Purpose: We aimed to investigate relationship between metabolic syndrome and calcium-oxalate stone formation.
Materials and Methods: Between January 2008 and February 2015 we retrospectively investigated biochemical parameters and anthropometric characteristics (height, weight, and waist circumference) of 198 patients who had calcium-oxalate stones and we also randomly selected 200 participants who had no history of urolithiasis as the controls.
Results: The presence of obesity increased the risk of calcium stones in both men (P = .003, OR = 2.92) and women (P = .03, OR = 2.18). Diabetes was significantly correlated to the risk of calcium stones (P = .04, OR = 1.94). However, when calculated separately for men and women, diabetic men had a higher risk of calcium-oxalate stone disease (P = .04, OR = 2.59), but diabetic women did not (P > .05). Hypertension also significantly increased the risk of calcium stones when compared with normotensive individuals (P = .0001, OR = 3.03).

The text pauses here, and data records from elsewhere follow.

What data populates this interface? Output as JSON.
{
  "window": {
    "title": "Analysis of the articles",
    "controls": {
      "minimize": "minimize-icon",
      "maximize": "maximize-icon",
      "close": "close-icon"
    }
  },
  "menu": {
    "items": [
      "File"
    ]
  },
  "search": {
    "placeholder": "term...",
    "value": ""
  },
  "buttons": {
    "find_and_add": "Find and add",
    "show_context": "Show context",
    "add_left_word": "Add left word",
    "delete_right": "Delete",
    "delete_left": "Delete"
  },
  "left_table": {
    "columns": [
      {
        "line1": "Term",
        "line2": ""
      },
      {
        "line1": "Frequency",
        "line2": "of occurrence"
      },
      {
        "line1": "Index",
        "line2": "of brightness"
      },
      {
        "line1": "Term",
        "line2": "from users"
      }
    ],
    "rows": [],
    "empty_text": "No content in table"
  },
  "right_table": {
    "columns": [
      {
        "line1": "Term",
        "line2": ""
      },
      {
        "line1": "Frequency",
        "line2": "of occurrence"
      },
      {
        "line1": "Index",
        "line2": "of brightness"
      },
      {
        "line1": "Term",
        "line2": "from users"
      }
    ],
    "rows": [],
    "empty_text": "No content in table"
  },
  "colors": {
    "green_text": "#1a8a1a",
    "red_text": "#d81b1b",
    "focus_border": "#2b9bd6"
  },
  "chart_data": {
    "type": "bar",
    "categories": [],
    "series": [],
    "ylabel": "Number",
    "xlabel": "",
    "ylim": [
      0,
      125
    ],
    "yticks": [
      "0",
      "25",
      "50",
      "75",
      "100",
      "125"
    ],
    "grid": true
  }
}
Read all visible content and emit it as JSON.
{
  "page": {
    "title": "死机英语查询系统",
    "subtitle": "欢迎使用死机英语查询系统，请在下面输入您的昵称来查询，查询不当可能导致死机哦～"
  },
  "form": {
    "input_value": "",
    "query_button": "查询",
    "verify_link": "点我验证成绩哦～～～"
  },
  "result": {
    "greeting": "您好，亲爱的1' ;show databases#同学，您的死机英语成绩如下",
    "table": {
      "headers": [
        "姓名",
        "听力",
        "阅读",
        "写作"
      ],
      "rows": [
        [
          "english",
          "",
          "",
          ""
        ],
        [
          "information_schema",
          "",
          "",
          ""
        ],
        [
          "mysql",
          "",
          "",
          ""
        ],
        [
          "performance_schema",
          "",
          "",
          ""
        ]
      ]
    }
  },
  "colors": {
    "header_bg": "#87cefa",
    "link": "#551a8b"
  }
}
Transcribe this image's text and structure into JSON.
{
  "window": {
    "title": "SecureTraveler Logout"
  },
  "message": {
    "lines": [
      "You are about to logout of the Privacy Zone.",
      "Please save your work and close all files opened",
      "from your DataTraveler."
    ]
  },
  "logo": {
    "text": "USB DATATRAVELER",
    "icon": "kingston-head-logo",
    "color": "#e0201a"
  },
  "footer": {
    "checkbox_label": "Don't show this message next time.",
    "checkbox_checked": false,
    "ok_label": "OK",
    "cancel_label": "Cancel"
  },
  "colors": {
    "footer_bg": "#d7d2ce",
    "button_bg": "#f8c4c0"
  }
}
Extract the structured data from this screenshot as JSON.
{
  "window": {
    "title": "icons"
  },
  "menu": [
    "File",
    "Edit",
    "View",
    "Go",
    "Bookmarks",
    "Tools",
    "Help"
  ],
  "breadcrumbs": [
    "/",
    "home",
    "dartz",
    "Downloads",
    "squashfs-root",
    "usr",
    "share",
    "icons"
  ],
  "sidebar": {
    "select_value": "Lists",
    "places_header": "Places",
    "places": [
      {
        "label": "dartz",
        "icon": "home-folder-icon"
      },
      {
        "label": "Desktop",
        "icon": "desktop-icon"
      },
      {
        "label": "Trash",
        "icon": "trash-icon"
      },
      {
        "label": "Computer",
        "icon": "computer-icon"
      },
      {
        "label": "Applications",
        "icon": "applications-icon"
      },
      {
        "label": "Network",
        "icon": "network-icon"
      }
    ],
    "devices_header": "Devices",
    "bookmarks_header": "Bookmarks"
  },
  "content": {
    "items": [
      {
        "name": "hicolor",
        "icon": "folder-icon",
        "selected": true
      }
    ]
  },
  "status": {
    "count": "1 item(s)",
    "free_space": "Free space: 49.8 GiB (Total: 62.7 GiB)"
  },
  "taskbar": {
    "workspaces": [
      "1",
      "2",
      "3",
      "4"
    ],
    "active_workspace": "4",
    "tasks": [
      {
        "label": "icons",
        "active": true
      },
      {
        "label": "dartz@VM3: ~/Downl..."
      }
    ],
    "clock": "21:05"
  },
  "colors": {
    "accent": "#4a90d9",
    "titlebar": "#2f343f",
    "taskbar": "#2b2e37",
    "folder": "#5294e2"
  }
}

Conclusion: The risk for the development of calcium-oxalate stone disease is most significantly associated with the patient's body mass index and the presence of hypertension.